Car manufacturers have warned there are hundreds of vehicle owners in New South Wales who should stop driving their vehicles immediately because of high-risk faulty Takata airbags.
Vehicle owners and their passengers are being unnecessarily exposed to the risk of death or serious injury because the vehicles have not had faulty airbags replaced.
Federal Chamber of Automotive Industries chief executive, Tony Weber, said there were 2,146 airbags in New South Wales of the critical Alpha and critical non-Alpha type.
“These are the worst of the worst,” Mr Weber said. “They have been declared critical for a very important reason – they are high-risk and can kill vehicle drivers and occupants. Any vehicle with critical Alpha or critical non-Alpha type airbags should not be driven at all.”
Mr Weber said it was alarming so many owners of vehicles representing such a significant public safety risk had not arranged to have the faulty airbags replaced. They also risked cancellation of their vehicle registrations.

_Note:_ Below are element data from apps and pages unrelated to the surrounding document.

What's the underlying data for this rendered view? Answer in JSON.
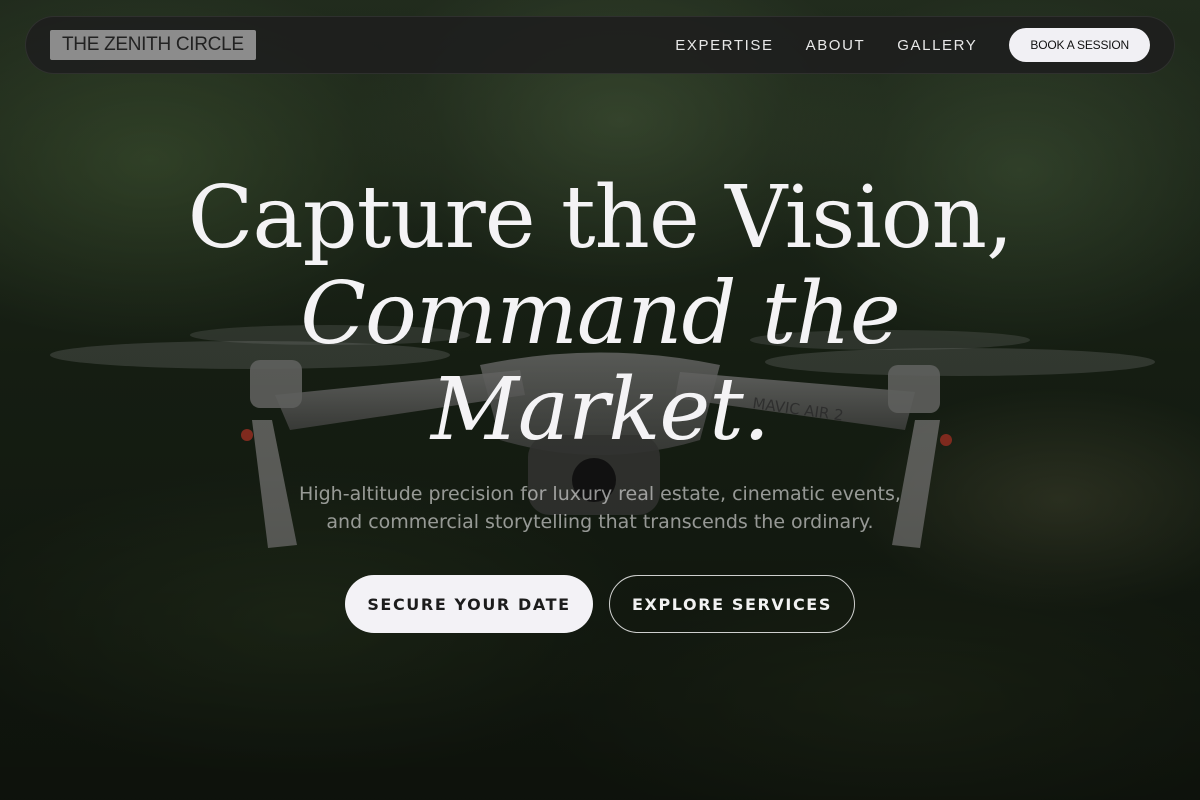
{
  "nav": {
    "brand": "THE ZENITH CIRCLE",
    "links": [
      "EXPERTISE",
      "ABOUT",
      "GALLERY"
    ],
    "cta": "BOOK A SESSION"
  },
  "hero": {
    "headline_line1": "Capture the Vision,",
    "headline_line2": "Command the",
    "headline_line3": "Market.",
    "subtitle": "High-altitude precision for luxury real estate, cinematic events, and commercial storytelling that transcends the ordinary.",
    "primary_button": "SECURE YOUR DATE",
    "secondary_button": "EXPLORE SERVICES"
  },
  "background": {
    "image": "drone",
    "drone_label": "MAVIC AIR 2"
  }
}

“This is not a story about one or two lost vehicles in Australia,” he said. “We are talking about hundreds of vehicles – some of them with more than one faulty airbag. There would be a traffic jam if they all descended on the Sydney Harbour Bridge.”
Mr Weber said car manufacturers will arrange to promptly collect any of these vehicles and replace the faulty airbags free of charge.
The high-risk airbags are among nearly 70,000 faulty airbags in vehicles in New South Wales that still need to be replaced as part of an ACCC-mandated compulsory recall.
FEDERAL CHAMBER OF AUTOMOTIVE INDUSTRIES ABN 53 008 550 347
59 WENTWORTH AVENUE KINGSTON ACT 2604 AUSTRALIA TELEPHONE 02 6247 3811 FACSIMILE 02 6248 7673
“The industry has already replaced 1.08 million faulty airbags in New South Wales. This represents 94 per cent of affected airbags in the state,” Mr Weber said. “However, it’s not enough. We need to urgently get the outstanding vehicles into dealership workshops.”
On a national basis, the industry has rectified 2.64 million vehicles with 3.61 million faulty Takata airbags.
Vehicle owners should promptly check the recall status of their vehicles by using the automotive industry’s Takata airbag recall website www.ismyairbagsafe.com.au and by taking action to arrange for the free rectification of any affected vehicles.
“It’s really a very simple check. Just go to the website and enter your vehicle’s registration number and state or territory. You can also check by texting TAKATA to 0487 AIRBAG (247 224),” Mr Weber said.